• TASK DETAILS:
Spot each line in the data below containing "likes" and copy it.

========

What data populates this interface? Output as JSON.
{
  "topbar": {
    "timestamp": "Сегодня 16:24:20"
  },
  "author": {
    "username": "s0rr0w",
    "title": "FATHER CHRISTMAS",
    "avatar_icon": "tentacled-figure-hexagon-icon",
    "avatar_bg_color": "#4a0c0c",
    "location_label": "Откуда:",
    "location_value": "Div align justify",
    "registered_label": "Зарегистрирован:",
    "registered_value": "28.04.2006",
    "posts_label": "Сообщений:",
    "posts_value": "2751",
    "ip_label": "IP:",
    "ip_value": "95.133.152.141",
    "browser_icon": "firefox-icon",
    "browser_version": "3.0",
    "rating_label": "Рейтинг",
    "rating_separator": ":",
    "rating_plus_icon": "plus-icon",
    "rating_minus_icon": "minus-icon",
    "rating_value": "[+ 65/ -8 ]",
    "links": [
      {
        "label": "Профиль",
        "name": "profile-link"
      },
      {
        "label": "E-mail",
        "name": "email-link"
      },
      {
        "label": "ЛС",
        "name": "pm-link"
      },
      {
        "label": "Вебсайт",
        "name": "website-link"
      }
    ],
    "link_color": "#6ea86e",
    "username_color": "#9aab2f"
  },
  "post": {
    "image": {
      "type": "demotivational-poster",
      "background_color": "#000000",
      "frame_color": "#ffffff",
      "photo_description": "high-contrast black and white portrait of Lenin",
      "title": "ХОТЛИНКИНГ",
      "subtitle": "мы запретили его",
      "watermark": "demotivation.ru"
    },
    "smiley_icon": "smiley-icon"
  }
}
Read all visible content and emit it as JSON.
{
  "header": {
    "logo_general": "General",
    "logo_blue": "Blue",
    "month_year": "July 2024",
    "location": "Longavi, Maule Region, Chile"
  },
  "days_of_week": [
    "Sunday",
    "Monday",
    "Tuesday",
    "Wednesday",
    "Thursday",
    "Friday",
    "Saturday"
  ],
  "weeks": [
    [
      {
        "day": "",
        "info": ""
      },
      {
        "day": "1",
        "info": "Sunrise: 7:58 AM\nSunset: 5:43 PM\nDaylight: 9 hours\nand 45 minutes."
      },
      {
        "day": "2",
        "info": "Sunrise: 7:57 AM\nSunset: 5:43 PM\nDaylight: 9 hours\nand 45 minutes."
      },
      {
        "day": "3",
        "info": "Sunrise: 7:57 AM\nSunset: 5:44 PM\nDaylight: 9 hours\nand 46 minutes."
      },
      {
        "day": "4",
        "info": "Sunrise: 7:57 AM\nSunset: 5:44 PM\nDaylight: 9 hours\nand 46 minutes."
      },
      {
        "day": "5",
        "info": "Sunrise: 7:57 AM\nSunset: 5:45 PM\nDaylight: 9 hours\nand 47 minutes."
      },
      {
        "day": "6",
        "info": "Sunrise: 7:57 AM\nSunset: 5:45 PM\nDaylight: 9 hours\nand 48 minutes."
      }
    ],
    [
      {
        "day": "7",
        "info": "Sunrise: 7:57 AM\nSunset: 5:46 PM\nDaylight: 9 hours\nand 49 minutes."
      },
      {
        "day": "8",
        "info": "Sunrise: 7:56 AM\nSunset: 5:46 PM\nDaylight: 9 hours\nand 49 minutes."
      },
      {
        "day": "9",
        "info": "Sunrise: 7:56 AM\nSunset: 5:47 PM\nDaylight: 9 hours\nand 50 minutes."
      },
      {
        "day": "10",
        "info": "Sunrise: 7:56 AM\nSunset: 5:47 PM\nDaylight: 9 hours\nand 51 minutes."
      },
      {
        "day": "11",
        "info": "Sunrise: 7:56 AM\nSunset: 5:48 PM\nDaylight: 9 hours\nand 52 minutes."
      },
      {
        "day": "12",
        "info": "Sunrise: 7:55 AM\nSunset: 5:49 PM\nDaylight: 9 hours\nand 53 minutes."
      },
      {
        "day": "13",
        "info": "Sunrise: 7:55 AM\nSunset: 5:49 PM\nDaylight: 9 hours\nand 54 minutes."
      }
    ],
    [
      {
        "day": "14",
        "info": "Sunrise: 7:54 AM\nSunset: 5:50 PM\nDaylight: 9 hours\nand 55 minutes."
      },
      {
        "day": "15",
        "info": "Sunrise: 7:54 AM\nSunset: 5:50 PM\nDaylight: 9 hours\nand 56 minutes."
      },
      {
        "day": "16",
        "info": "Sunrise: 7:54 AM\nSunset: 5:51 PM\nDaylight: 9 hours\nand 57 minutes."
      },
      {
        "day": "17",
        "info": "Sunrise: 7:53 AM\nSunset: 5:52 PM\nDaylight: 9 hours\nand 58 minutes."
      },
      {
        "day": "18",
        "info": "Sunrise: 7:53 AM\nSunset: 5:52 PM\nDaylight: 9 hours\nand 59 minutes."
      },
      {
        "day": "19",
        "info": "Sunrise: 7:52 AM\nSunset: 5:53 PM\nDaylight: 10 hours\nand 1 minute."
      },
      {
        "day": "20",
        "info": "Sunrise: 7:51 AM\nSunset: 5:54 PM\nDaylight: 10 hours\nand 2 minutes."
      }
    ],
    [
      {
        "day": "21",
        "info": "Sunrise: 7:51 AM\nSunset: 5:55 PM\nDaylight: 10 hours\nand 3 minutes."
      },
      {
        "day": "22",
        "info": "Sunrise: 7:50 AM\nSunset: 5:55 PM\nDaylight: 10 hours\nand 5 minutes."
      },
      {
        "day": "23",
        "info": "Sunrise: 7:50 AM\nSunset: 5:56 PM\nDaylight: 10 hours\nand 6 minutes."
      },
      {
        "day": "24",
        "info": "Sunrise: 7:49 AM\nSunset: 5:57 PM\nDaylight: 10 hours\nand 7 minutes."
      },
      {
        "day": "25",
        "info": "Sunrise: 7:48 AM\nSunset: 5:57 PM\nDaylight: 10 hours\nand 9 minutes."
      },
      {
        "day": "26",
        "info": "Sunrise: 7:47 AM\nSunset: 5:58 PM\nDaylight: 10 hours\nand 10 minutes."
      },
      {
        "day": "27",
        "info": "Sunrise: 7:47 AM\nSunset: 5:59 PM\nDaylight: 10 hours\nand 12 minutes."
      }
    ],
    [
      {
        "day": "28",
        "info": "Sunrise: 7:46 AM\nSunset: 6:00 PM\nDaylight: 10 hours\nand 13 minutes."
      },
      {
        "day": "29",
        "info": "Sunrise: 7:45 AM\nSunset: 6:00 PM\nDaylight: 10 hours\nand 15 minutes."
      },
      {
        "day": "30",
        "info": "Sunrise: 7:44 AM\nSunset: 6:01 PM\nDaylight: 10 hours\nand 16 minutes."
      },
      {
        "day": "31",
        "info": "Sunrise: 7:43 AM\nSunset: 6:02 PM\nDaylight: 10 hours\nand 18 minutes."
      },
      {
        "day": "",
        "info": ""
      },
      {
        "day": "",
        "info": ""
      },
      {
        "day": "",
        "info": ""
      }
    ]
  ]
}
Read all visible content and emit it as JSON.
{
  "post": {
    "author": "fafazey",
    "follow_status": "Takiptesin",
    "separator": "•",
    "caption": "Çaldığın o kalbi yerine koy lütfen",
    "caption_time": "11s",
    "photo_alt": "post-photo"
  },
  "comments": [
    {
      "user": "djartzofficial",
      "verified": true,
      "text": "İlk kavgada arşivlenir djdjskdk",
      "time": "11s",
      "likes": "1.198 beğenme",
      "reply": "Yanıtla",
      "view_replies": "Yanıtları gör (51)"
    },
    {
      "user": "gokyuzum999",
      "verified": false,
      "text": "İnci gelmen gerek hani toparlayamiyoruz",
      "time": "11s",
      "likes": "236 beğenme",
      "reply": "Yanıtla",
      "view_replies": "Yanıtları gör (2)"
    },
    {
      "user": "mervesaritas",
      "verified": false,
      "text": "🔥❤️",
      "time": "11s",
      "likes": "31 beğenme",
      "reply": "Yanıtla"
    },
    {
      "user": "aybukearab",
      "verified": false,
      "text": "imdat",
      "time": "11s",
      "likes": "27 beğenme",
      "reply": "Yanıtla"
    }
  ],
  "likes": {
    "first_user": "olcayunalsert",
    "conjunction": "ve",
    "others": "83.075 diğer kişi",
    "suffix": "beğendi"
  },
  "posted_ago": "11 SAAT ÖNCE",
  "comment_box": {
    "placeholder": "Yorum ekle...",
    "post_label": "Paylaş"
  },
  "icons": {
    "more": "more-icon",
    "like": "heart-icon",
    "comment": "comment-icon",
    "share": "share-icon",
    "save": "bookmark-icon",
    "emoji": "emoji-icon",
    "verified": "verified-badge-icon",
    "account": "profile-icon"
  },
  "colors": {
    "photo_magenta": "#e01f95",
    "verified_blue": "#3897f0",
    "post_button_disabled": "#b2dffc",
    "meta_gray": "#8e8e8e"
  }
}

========

• SOLUTION TO THE EXERCISE:
      "likes": "1.198 beğenme",
      "likes": "236 beğenme",
      "likes": "31 beğenme",
      "likes": "27 beğenme",
  "likes": {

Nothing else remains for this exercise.